The leaders of the National Endowment for Democracy (NED) and its four core institutes appeared together on stage last week to talk about their work on behalf of democracy, free enterprise and workers’ rights. Speaking to a capacity crowd at a panel discussion hosted by the Center for Strategic and International Studies (CSIS) in Washington, titled “Supporting Democracy in Challenging Times,” the group underscored how each of those areas represents a critical domain within free societies and highlighted the need for a holistic approach to the development of sustainable representative governance. The institutes’ work is particularly important, they said, in the context of what some scholars have deemed the current “democratic recession,” the ongoing attempts by authoritarian leaders to subvert democracy and stall its expansion, and the increasing competition from alternative political and economic models promoted by non-democratic states such as China.
During his remarks, NDI’s president Ken Wollack acknowledged those challenges but also highlighted numerous recent democracy success stories, listing almost a dozen nations – including Armenia, Malaysia and The Gambia – that have taken significant steps forward towards democratization within just the past year. Wollack said those examples demonstrate the strong demand from citizens for democracy and open governance, and noted that history shows that states committed to democracy are better equipped to deal with political and economic challenges if and when they arise.
“If you look at the liberalizers, the reformers, and the transformers, these are the places that are...handling political and economic challenges better than the countries that are run by autocrats.”
The other panel speakers included Carl Gershman, president of the National Endowment for Democracy; Daniel Twining, president of NDI’s sibling organization the International Republican Institute; Andrew Wilson, executive director of the Center for International Private Enterprise (which promotes ethical business practices and free-market economic structures); and Shawna Bader-Blau, executive direction of the Solidarity Center (which works to protect the rights of laborers).
Ms. Bader-Blau said the that the organizations play a crucial role in helping bring citizens, activists, politicians and other stakeholders together in pursuit of common goals – often in places where the space for activism is limited or restricted.

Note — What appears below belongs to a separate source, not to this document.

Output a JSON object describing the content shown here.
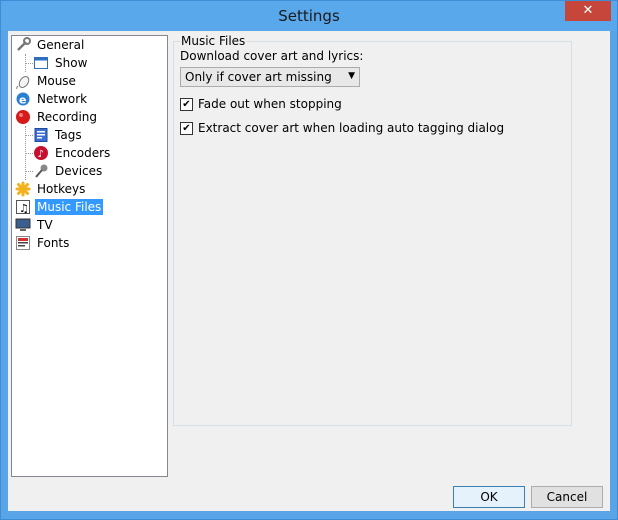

“No democracy was ever made when a government just woke up and said ‘lets be a democracy today’,” she said. “No market was fair because money just rained down and it rained down fairly. People coming together make democracy and make economies more fair. It’s movements of people joining together using all the tools at [their] disposal that advances democracy. And that’s what you get when your’re talking about the core institutes of the NED. We are connected at the grassroots.”
Each of the five leaders talked about how their particular organization contributes to the NED’s mission of helping citizens build sustainable self-government that delivers results. In the case of NDI, Mr. Wollack explained that the Institute connects people to political leaders and provides conduits for the transference of political sentiment, and thus the transference of power from the grassroots up to the halls of government.
“Oftentimes in the international community, the view is you have governments and you have civil society,” Wollack said. “And what is normally left out of the equation, or marginalized in the process, are intermediary organizations – institutions that represent the people, that aggregate the interests of the citizens. When these institutions fail – the political parties, the parliament – usually the entire democratic system is going to fail.”
“NDI and IRI began with this notion of believing in democratic politics as part of human development and as part of democratic architecture of a country… Everything our institutes do when we work on elections, when we work with civil society, when we work with parliament, when we work with women is about political engagement.”
CSIS is a bipartisan, nonprofit policy research institution that employs over 100 top experts in international development, defense and security, human rights and other key global issues. The panel conversation was moderated by CSIS Senior Vice President Daniel F. Runde, who recently interviewed Mr. Wollack on an episode of the Building the Future podcast titled “Delivering on Democracy.”